Mobility Trajectories at the End of Life: Comparing Clinical
Condition and Latent Class Approaches
June R. Lunney, PhD, RN,* Steven M. Albert, PhD,
Robert Boudreau, PhD,
Diane Ives, MPH,
Suzanne Satterﬁeld, MD,
Anne B. Newman, MD,
and Tamara Harris, MD,
for the Health Aging
and Body Composition Study
OBJECTIVES: To assess mobility disability trajectories
before death in a large sample of very old adults using two
analytical approaches to determine how well they corre-
DESIGN: Decedent sample from the Health, Aging and
Body Composition (Health ABC) Study. Data were col-
lected between 1997 and 2015.
SETTING: Pittsburgh, Pennsylvania, and Memphis, Ten-
PARTICIPANTS: Individuals randomly selected from
well-functioning white Medicare beneﬁciaries and all black
community residents meeting age criteria (70–79)
(N = 3,075).
MEASUREMENTS: Participants were interviewed in per-
son or by phone at least every six months throughout the
study. Of the 1,991 participants who died by the end of
the study, 1,410 had been interviewed for 3 years before
death, including an interview 6 months before dying. We
analyzed self-reported mobility collected prospectively at
6-month intervals during the last 3 years of life. We
derived trajectories in two ways: by averaging decline
within decedent groups prespeciﬁed according to clinical
conditions and by estimating trajectory models using maxi-
mum-likelihood semiparametric modeling.
RESULTS: Ninety-eight percent of decedents were classi-
ﬁed according to 4 prespeciﬁed clinical conditions (sudden
death, terminal, organ failure, frailty), which produced
groups with different characteristics. Five disability trajec-
tories were identiﬁed: late decline, progressive disability,
moderate disability, early decline, and persistent disability.
Disability trajectory and clinical condition grouping con-
ﬁrmed previous research but were only marginally related.
CONCLUSION: Derived disability trajectories and group-
ing according to clinical condition provide useful informa-
tion about different facets of the end-of-life experience.
The lack of ﬁt between them suggests a need for greater
attention to heterogeneity in disability in the period before
death. J Am Geriatr Soc 2018.
Key words: end of life; trajectories; disability; mobility;
n the 1960s, sociologists Glaser and Strauss observed
people dying in a hospital setting and described different
trajectories of dying: abrupt, surprise deaths; expected
deaths (short- and long-term); and entry-reentry deaths.
graphical representation of these ideas was included in the
Institute of Medicine 1997 report Approaching Death,
and clinicians widely accepted the scheme as congruent
with their own experience.

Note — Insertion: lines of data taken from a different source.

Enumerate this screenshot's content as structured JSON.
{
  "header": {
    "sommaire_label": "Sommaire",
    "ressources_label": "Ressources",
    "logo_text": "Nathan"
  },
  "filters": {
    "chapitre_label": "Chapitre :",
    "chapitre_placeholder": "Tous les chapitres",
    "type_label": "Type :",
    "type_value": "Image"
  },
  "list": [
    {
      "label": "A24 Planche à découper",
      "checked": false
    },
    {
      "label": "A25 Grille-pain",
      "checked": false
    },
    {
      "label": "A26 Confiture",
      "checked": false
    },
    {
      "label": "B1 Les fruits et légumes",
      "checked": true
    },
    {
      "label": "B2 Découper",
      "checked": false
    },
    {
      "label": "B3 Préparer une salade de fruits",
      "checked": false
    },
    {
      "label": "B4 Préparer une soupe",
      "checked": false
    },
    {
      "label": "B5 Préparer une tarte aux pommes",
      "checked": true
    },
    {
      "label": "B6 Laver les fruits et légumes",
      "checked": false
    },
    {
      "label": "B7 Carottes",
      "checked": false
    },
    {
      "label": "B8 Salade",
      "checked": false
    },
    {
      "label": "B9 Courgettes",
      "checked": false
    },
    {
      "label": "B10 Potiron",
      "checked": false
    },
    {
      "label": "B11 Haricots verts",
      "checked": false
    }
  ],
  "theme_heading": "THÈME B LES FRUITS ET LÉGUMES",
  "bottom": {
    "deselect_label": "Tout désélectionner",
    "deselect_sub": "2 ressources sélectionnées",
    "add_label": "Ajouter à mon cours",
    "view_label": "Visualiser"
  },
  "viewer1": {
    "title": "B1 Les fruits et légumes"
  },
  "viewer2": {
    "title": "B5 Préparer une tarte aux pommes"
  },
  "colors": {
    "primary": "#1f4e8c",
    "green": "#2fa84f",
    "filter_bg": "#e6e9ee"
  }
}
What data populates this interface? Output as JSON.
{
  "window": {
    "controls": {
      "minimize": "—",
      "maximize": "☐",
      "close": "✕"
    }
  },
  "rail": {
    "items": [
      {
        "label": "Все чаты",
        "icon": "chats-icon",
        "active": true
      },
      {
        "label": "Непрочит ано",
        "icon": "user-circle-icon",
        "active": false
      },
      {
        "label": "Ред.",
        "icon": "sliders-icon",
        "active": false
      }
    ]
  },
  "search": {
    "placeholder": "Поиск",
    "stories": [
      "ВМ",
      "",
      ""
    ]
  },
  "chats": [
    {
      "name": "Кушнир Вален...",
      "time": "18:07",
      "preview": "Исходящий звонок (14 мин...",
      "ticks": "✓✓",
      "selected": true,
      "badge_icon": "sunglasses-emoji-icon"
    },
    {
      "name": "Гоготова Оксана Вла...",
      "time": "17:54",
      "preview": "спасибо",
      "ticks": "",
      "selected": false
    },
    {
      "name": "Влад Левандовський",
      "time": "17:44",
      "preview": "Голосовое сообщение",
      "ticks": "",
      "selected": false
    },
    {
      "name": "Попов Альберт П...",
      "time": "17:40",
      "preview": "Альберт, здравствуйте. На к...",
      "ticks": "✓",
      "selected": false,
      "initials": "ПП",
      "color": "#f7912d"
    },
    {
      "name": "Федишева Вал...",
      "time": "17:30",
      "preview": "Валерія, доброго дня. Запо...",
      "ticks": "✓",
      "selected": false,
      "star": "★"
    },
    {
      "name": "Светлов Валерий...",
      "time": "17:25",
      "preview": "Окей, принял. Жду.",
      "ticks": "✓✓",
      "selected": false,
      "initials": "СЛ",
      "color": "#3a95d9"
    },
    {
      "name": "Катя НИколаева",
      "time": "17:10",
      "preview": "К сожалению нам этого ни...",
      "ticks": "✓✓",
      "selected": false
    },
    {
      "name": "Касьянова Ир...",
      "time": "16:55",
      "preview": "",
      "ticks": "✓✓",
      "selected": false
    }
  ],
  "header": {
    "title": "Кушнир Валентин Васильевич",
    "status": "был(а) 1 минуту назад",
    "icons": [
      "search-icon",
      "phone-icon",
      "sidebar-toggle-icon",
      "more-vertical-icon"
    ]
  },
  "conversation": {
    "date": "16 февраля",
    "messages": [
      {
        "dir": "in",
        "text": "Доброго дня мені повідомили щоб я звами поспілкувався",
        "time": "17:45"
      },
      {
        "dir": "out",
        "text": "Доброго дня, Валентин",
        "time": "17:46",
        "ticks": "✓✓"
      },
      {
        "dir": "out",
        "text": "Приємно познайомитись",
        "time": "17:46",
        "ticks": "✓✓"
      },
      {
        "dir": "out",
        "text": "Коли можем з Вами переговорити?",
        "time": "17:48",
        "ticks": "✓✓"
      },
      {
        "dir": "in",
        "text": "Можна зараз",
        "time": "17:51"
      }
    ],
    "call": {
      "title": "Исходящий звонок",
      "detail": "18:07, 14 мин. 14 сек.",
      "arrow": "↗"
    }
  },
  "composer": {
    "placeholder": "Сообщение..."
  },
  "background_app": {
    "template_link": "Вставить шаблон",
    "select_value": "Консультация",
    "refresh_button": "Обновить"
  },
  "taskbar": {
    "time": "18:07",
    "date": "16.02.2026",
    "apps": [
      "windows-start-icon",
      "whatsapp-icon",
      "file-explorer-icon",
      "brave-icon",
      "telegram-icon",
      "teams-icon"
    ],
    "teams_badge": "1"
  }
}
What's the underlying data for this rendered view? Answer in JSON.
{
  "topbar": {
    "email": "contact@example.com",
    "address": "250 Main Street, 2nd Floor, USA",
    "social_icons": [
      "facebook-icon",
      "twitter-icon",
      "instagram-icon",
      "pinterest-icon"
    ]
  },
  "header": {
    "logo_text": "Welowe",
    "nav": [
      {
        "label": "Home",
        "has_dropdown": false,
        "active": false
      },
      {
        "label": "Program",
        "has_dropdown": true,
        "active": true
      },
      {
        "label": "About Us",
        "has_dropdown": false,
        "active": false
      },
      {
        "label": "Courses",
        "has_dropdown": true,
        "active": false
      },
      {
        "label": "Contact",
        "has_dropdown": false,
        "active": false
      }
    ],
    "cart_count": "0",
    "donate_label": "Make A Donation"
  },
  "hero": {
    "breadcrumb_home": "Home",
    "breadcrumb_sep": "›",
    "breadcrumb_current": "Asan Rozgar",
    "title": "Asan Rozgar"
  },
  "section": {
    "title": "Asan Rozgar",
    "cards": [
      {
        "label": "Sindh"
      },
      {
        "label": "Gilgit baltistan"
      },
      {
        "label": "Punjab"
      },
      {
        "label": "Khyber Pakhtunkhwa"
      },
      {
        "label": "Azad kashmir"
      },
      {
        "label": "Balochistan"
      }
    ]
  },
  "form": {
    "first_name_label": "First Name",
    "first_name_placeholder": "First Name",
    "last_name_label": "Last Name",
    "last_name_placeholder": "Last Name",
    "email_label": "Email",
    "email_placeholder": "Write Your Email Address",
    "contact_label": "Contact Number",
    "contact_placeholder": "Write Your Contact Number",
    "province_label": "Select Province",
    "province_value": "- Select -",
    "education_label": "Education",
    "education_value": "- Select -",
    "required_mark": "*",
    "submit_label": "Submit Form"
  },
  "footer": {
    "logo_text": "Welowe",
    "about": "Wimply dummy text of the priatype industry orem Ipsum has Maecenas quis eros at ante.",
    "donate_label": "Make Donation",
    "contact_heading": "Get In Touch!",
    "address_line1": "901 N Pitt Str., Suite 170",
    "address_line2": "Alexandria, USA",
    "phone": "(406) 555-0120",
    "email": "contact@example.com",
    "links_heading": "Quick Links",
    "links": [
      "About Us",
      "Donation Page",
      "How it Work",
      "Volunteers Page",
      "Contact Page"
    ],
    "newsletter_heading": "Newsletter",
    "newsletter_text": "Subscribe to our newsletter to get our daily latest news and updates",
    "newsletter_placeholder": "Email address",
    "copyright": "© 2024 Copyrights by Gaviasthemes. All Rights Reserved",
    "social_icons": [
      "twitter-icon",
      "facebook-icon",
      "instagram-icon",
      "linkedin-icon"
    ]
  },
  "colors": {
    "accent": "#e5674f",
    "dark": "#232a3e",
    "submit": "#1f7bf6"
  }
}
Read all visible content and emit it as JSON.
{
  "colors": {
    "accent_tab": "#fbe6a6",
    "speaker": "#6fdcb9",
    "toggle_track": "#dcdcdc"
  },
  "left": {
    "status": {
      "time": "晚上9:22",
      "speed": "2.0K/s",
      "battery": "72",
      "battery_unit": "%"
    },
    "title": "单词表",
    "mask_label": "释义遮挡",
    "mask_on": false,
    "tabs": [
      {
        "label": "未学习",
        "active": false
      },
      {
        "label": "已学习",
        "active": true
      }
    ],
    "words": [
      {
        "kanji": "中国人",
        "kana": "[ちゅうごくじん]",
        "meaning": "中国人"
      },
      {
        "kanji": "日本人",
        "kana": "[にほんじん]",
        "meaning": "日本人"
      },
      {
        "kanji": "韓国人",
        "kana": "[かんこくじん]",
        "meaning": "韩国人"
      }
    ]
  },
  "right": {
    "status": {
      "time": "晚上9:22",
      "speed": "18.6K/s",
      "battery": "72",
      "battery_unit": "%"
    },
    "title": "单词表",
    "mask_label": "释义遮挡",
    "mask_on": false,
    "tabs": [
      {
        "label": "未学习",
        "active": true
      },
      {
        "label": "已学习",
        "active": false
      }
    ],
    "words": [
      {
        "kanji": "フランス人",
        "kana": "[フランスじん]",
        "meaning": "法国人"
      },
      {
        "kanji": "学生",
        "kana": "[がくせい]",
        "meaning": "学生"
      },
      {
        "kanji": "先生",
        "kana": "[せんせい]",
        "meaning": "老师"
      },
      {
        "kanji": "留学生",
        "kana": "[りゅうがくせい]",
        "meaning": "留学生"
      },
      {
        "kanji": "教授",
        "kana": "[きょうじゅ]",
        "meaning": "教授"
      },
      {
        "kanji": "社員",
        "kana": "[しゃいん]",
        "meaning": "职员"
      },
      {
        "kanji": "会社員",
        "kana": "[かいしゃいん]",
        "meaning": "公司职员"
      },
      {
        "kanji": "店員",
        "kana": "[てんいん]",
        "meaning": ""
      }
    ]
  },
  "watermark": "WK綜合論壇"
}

Our early research provided
empirical support for the classiﬁcation scheme,
recent work has challenged the usefulness of clinical
groupings using latent trajectory modeling of disability to
illustrate that the course of disability in the last year of life
does not follow a predictable pattern based on the condi-
tion leading to death.
We conducted a head-to-head com-
parison of the 2 approaches using the same data from a
single sample of decedents to determine the degree to
which previous ﬁndings were the result of approach rather
than decedent characteristics.
We derived our sample from the Health, Aging and Body
Composition (Health ABC) panel study. Participants were
recruited by mail in 1997–98 from a random sample of
From the *Hospital and Palliative Nurses Association;
Behavioral and Community Health Sciences;
Epidemiology, Graduate School of Public Health, University of Pittsburgh,
Department of Preventive Medicine, University
of Tennessee, Memphis, Tennessee; and
Laboratory of Epidemiology and
Population Sciences, National Institute on Aging, Bethesda, Maryland.
Suzanne Satterﬁeld is now deceased.
Address correspondence to June R. Lunney, 49 Ulverston Drive, Kennett
Square, PA 19348. E-mail: firstname.lastname@example.org
© 2018, Copyright the Authors
Journal compilation © 2018, The American Geriatrics Society 0002-8614/18/$15.00
death. J Am Geriatr Soc 66:503–508, 2018.
JAGS 66:503–508, 2018
2018, Copyright the Authors
2018, The American Geriatrics Society 0002-8614/18/$15.00